Unfortunately, his characters were also one of the weakest points. I don’t know why he went with seven kids, because he really focuses and characterises only on 3, maybe 4 of them, leaving the others kind of empty, compared to the density of the others. If that makes any sense.

But what gets me every time I read a King novel, is how well he knows people. I mean, all of the characters are so real, so thoroughly thought through, so logical in their own ways. Even if they are more sketched than anything else.

I think that’s part of why his books are so scary: Because everything else is so real that you can see it, that you feel like you know it, the fantastic elements don’t seem to be so fantastic anymore.

After having read the book, I finally also watched the movie. I was unimpressed.

The special effects sucked, but okay, it’s almost twenty years old (holy shit, it’s already almost twenty years old). So I won’t hold it against them.

What really bothered me, was that they changed things from the book I didn’t think it was necessary to change (why is the cycle 30 years in the movie and about 27 years in the book? Was it really so hard to explain why Stan killed himself, so they had to explain it differently in the movie, making him kind of less Stan-like? etc). On the other hand, they left things from the book in the movie I didn’t think necessary (like the banana-heels episode. It never came up afterwards, in the movie).

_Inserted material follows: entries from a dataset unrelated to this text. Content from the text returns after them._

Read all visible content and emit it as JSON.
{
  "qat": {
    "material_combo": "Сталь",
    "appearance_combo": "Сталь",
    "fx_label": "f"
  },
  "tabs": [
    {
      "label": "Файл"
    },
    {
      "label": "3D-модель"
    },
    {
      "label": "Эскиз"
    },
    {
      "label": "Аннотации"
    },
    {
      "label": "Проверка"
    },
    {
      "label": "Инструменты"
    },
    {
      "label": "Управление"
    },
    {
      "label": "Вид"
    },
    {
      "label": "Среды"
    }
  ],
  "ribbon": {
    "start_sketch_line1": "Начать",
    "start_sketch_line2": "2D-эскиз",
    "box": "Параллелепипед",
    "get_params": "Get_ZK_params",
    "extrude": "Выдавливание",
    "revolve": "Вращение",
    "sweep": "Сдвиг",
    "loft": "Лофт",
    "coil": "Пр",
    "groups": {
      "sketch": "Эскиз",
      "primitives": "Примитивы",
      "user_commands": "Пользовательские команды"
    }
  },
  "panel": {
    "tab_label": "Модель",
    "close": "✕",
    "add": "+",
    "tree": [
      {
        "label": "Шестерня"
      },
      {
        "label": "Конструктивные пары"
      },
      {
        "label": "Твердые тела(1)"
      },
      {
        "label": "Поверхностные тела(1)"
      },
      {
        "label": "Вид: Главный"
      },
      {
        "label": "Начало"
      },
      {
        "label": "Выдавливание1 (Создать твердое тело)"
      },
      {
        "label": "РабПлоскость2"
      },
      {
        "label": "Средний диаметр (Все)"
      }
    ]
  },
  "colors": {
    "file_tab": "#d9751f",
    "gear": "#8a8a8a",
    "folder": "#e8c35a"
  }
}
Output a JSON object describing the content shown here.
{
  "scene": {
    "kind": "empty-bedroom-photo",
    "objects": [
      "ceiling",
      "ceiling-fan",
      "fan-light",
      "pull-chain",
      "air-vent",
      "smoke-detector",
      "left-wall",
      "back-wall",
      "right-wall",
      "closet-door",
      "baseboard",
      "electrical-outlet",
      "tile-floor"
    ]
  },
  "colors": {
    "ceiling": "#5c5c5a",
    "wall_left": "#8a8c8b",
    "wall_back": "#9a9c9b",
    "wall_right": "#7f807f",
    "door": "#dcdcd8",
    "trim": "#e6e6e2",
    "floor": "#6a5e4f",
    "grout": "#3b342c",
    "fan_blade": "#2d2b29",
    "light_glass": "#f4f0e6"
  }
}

What I did like was the way they tried to keep the time-jumping structure from the novel (even though they didn’t go through with it to the end). Although I do think that the way they connected the adults and children sometimes was a bit too much. I got that young Bill and old Bill where the same person (and I think that you’d get it as well if you hadn’t read the book), without them making the same overly theatrical gesture while the pictures blend into each other.

I loved Tim Curry, he was great. I was really surprised [in a good way] to see Seth Green and Jonathan Brandis, I didn’t know they were in there. [Okay, Jonathan Brandis is not really well known, but I had a major crush on him when I saw Neverending Story II. And I just looked his page up on the imdb, and he killed himself five years ago. That’s so horrible…]

Well, I guess I can sum it up with: The book is sooo much better: it’s extraordinary. The film is a run of the mill horror shocker with an eighties feel to it.